“Now that Carrión has put her agency on the path toward a community-based treatment model for lesser juvenile offenders, groups affected by the change are wondering if and how the state will help pay for it,” he writes. “Only $863,000 of the $14 million saved by closing the facilities will be reinvested directly into community programs. (The remainder will be used to hire staff for facility-based and aftercare programming.)”
So where, it’s fair to ask, is the money for these proposed community programs going to come from? State reimbursements? That’s what New York City Mayor Michael Bloomberg wants. And that’s what the New York Juvenile Justice Coalition calls for, too. The Redirect New York bill, which the Coalition helped draft, “would require the state to reimburse counties at 65 percent for [alternative] programs rather than the current 50 percent.” OCFS has also proposed doing away with reimbursements for detention, creating a further disincentive for counties to continue sending young offenders down the school-to-prison pipeline.
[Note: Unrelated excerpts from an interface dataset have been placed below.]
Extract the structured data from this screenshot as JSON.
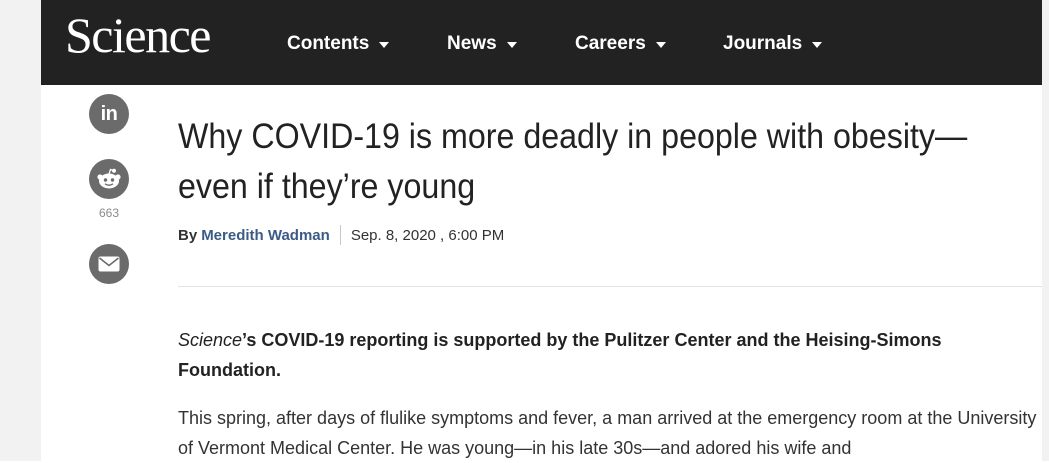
{
  "header": {
    "logo_text": "Science",
    "nav": [
      {
        "label": "Contents"
      },
      {
        "label": "News"
      },
      {
        "label": "Careers"
      },
      {
        "label": "Journals"
      }
    ]
  },
  "share": {
    "linkedin_label": "in",
    "reddit_count": "663"
  },
  "article": {
    "headline": "Why COVID-19 is more deadly in people with obesity—even if they’re young",
    "byline_prefix": "By",
    "author": "Meredith Wadman",
    "date": "Sep. 8, 2020 , 6:00 PM",
    "support_note_italic": "Science",
    "support_note_rest": "’s COVID-19 reporting is supported by the Pulitzer Center and the Heising-Simons Foundation.",
    "body_paragraph": "This spring, after days of flulike symptoms and fever, a man arrived at the emergency room at the University of Vermont Medical Center. He was young—in his late 30s—and adored his wife and"
  },
  "colors": {
    "topbar": "#222222",
    "author_link": "#3b5b87",
    "share_icon_bg": "#6b6b6b"
  }
}
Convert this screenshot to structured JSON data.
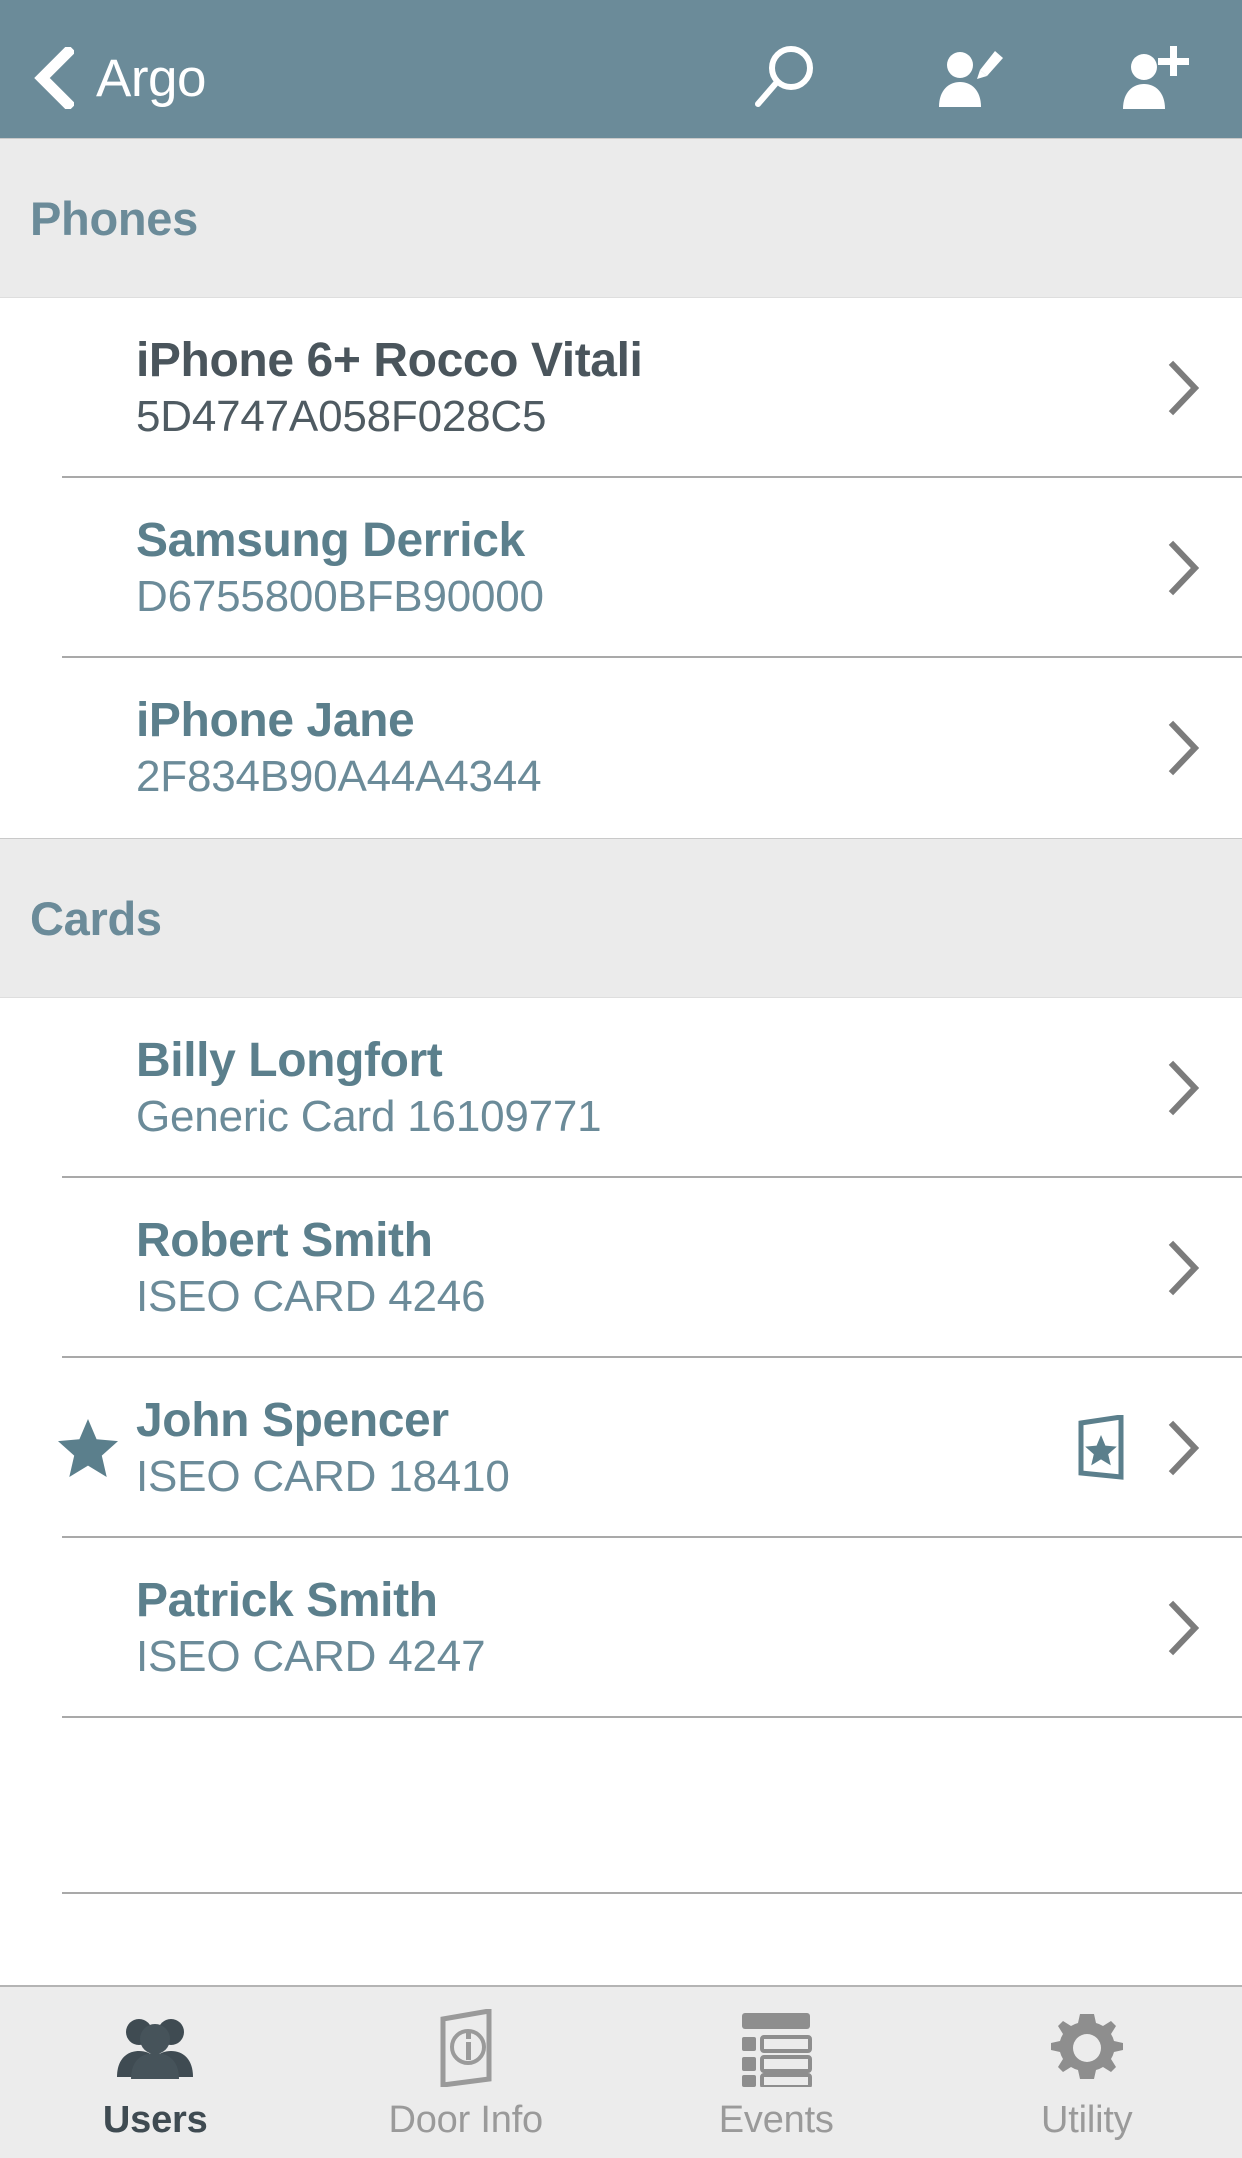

Everything about this plan is bold, and promising. Turning off the spigot on that pipeline is, of course, the right aim. Incentivizing communities to develop detention alternatives–also, a smart move. Making sure that those alternatives are in place, ready to open their doors on day one and then adequately funded so that they stay open in the long term–you can’t ask for more than that. Then again, you can’t ask for anything less.